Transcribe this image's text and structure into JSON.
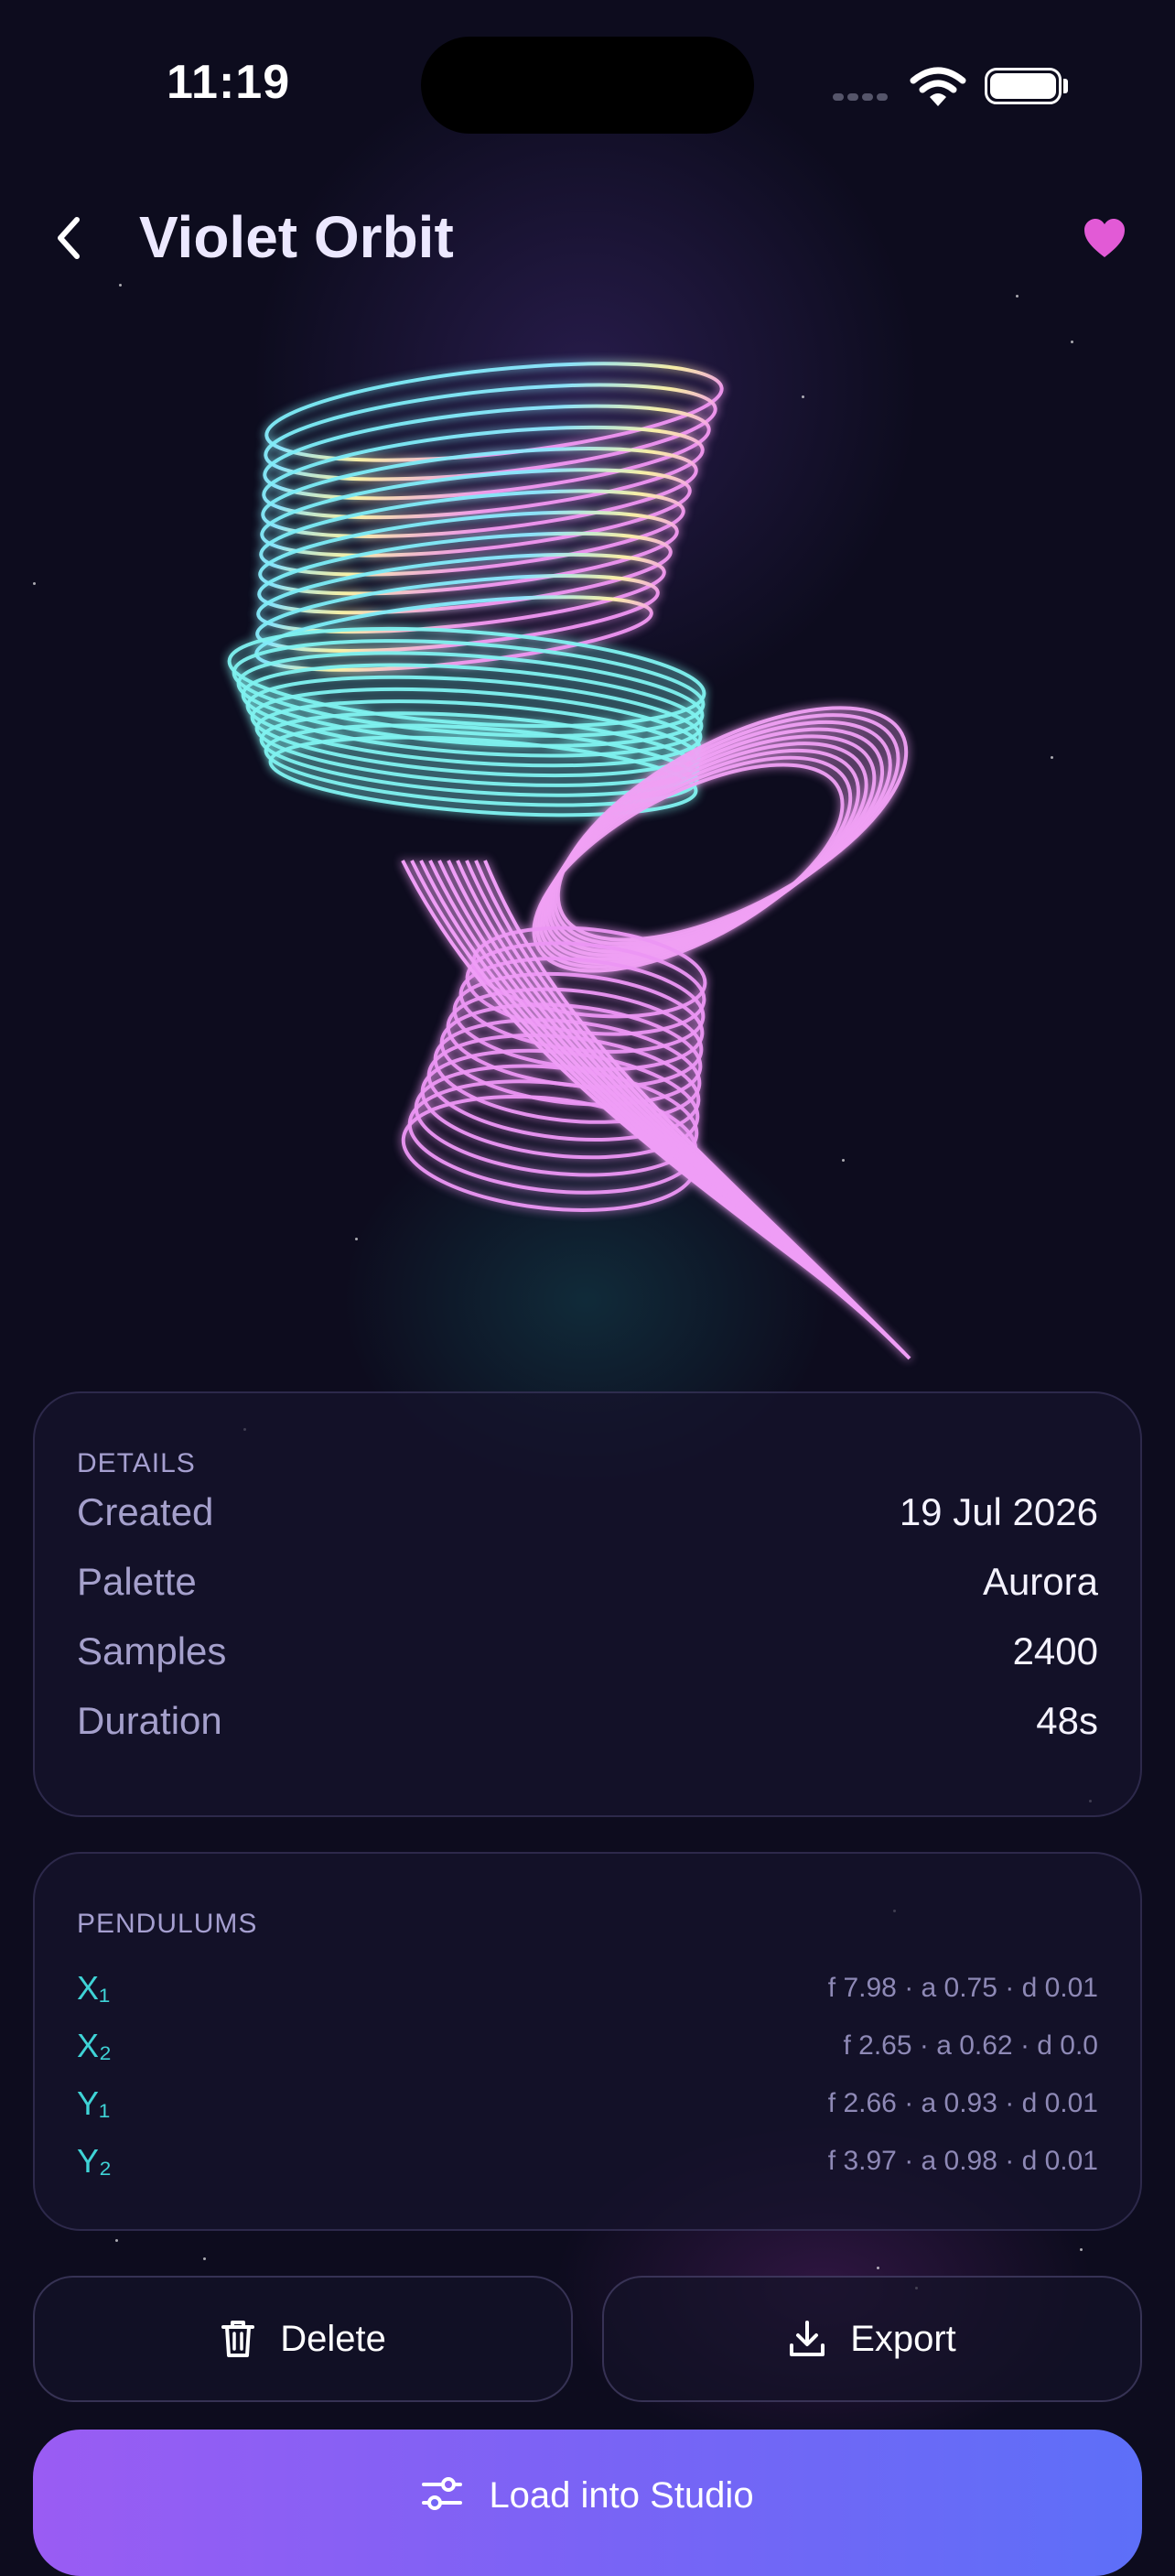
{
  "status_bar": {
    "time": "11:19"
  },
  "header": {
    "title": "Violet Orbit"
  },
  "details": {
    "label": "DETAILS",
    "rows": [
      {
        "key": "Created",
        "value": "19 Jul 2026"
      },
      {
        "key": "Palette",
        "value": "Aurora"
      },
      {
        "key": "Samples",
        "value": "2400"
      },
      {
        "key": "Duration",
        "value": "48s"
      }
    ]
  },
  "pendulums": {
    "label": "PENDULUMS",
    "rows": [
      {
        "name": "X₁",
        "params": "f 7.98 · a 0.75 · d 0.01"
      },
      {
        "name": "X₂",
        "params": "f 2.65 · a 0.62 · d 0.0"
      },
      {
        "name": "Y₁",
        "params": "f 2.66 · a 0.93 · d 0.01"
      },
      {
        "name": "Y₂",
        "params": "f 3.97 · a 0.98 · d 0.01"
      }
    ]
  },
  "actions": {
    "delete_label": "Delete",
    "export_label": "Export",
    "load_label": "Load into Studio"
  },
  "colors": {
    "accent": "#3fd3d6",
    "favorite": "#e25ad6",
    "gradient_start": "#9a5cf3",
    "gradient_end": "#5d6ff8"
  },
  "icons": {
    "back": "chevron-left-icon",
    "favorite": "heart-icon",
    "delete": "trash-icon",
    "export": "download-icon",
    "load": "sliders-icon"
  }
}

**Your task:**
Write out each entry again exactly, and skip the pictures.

**Your response:**
Transcribe this image's text and structure into JSON.
{
  "status_bar": {
    "time": "11:19"
  },
  "header": {
    "title": "Violet Orbit"
  },
  "details": {
    "label": "DETAILS",
    "rows": [
      {
        "key": "Created",
        "value": "19 Jul 2026"
      },
      {
        "key": "Palette",
        "value": "Aurora"
      },
      {
        "key": "Samples",
        "value": "2400"
      },
      {
        "key": "Duration",
        "value": "48s"
      }
    ]
  },
  "pendulums": {
    "label": "PENDULUMS",
    "rows": [
      {
        "name": "X₁",
        "params": "f 7.98 · a 0.75 · d 0.01"
      },
      {
        "name": "X₂",
        "params": "f 2.65 · a 0.62 · d 0.0"
      },
      {
        "name": "Y₁",
        "params": "f 2.66 · a 0.93 · d 0.01"
      },
      {
        "name": "Y₂",
        "params": "f 3.97 · a 0.98 · d 0.01"
      }
    ]
  },
  "actions": {
    "delete_label": "Delete",
    "export_label": "Export",
    "load_label": "Load into Studio"
  },
  "colors": {
    "accent": "#3fd3d6",
    "favorite": "#e25ad6",
    "gradient_start": "#9a5cf3",
    "gradient_end": "#5d6ff8"
  },
  "icons": {
    "back": "chevron-left-icon",
    "favorite": "heart-icon",
    "delete": "trash-icon",
    "export": "download-icon",
    "load": "sliders-icon"
  }
}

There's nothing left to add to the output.